WASHINGTON—The nonpartisan Congressional Budget Office in a report Monday found a gradual increase to a $15 federal minimum wage by 2025 would reduce poverty, add $54 billion to the deficit over a decade and increase pay for millions of low-income workers.

The report could help Democrats make a strong case for including a gradual federal minimum wage increase in the $1.9 trillion relief package put forth by the Biden administration. 

The reconciliation process allows legislation to pass on a simple majority vote in the Senate if it affects the federal deficit, and the CBO analysis found the minimum wage increase does that.

The report said that 900,000 people would be lifted out of poverty and 17 million would experience a wage increase under the pay boost. In the United States, about 38 million people live in poverty.

Reliance on federal social programs such as nutrition programs would decrease, but the demand for programs such as unemployment benefits would increase, as the report found that 1.4 million jobs would be cut. Spending on Medicaid would also increase, in part because Medicaid pays much of the costs for the home health and nursing care industries, and workers in those industries would be getting higher wages.

House Education and Labor Chairman Bobby Scott (D-Va.) said in a statement that Monday’s report strengthens the case for gradually increasing the minimum wage in the COVID-19 stimulus package.

The current federal minimum wage is $7.25 and the last time it was raised was in 2009, from $6.55 to $7.25.

“This nonpartisan report shows that increasing the minimum wage will act as a direct and targeted stimulus for struggling workers and their families,” he said.

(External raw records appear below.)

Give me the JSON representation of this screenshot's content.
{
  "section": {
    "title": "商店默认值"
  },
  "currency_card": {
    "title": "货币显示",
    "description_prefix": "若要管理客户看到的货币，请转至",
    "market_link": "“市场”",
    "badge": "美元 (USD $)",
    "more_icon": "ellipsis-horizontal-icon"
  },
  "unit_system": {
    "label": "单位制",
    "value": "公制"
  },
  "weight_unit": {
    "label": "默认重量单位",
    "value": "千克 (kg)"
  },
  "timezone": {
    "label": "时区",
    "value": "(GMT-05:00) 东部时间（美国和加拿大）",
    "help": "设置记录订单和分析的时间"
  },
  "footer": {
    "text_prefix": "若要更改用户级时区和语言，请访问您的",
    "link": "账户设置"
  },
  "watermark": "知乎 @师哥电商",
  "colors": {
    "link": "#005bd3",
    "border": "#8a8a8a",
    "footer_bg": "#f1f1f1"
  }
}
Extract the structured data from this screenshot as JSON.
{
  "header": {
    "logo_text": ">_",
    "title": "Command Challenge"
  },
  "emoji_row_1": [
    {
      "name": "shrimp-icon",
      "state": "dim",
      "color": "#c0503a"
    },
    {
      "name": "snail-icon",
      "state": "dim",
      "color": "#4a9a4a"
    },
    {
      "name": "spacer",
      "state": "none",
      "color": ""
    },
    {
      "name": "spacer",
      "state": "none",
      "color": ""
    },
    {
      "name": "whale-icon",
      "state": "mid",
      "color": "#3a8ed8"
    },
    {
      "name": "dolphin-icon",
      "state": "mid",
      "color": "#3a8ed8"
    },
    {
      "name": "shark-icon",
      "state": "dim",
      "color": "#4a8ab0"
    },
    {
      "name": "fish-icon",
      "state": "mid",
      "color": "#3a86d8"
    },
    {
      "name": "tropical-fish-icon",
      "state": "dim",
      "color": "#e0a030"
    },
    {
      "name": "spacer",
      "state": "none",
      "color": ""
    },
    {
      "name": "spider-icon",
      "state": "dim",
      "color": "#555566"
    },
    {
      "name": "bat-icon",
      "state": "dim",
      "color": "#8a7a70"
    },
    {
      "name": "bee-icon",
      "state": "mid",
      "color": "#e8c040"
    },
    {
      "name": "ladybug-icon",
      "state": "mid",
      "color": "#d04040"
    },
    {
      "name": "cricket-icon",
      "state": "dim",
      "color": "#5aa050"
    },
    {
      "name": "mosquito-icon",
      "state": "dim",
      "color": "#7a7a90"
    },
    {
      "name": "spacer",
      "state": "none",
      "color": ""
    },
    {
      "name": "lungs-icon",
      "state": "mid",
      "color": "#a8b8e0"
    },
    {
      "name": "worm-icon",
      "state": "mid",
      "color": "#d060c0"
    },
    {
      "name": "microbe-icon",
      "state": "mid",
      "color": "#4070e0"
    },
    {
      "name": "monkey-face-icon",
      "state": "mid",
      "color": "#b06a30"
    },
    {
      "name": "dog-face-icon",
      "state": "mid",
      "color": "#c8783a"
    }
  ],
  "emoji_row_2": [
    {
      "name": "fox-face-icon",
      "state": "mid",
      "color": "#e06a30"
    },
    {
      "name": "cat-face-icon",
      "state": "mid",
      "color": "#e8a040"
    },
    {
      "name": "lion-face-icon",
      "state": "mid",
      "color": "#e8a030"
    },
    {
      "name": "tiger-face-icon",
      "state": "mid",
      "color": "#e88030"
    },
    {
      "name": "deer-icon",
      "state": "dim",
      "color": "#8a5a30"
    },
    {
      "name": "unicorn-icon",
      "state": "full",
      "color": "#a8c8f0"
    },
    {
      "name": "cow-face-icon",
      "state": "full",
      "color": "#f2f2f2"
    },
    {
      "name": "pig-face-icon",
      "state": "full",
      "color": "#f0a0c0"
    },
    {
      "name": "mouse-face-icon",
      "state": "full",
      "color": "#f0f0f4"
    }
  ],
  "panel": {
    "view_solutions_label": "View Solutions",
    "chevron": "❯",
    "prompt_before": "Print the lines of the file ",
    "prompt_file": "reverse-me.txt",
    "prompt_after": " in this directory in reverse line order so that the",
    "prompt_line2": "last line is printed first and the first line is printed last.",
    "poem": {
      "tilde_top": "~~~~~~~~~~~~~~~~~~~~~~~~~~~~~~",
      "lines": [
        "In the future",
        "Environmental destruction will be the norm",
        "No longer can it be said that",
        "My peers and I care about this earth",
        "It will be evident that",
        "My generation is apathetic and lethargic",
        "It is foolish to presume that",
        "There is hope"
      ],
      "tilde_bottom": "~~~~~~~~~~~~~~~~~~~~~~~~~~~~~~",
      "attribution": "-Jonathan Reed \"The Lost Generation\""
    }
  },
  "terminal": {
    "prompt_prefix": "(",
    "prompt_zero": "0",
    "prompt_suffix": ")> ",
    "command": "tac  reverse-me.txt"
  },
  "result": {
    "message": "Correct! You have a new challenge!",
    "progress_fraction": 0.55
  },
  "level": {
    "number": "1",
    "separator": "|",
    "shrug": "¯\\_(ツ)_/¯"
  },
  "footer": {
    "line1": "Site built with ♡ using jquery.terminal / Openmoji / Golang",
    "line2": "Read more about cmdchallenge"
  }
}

“At a time when many of our essential workers are still not being paid enough to provide for themselves and their families, we must do everything in our power to give these workers a long overdue raise.”

The Biden administration has pushed for a minimum wage hike in its $1.9 trillion stimulus coronavirus relief package, though the Senate passed a messaging amendment in its debate on the budget resolution barring an increase during a global pandemic.

And not all Democrats agree with the increase.

Sen. Joe Manchin, (D-W.Va.), a key vote in a Senate split 50-50, has said that he doesn’t support a $15 minimum wage. The minimum wage in West Virginia is currently $9.50 an hour and will go up to $10.25 this year.

Nevada Democrats, who control the state Legislature, could conceivably act on their own and pass a bill creating a higher minimum wage in Nevada, or accelerating scheduled state increases, following up on 2019 legislation establishing gradual increases that top out at $12 in 2024.

“We haven’t had any discussions about accelerating minimum wage increases in the Senate yet this session,” Cheryl Bruce, executive director of the Nevada Senate Democratic Caucus told the Current last week. “But we’ll be keeping a close eye on what Congress decides to do with the federal minimum wage over the next few weeks and possibly reevaluate from there.”

 

Ariana Figueroa
Ariana Figueroa covers the nation's capital for States Newsroom.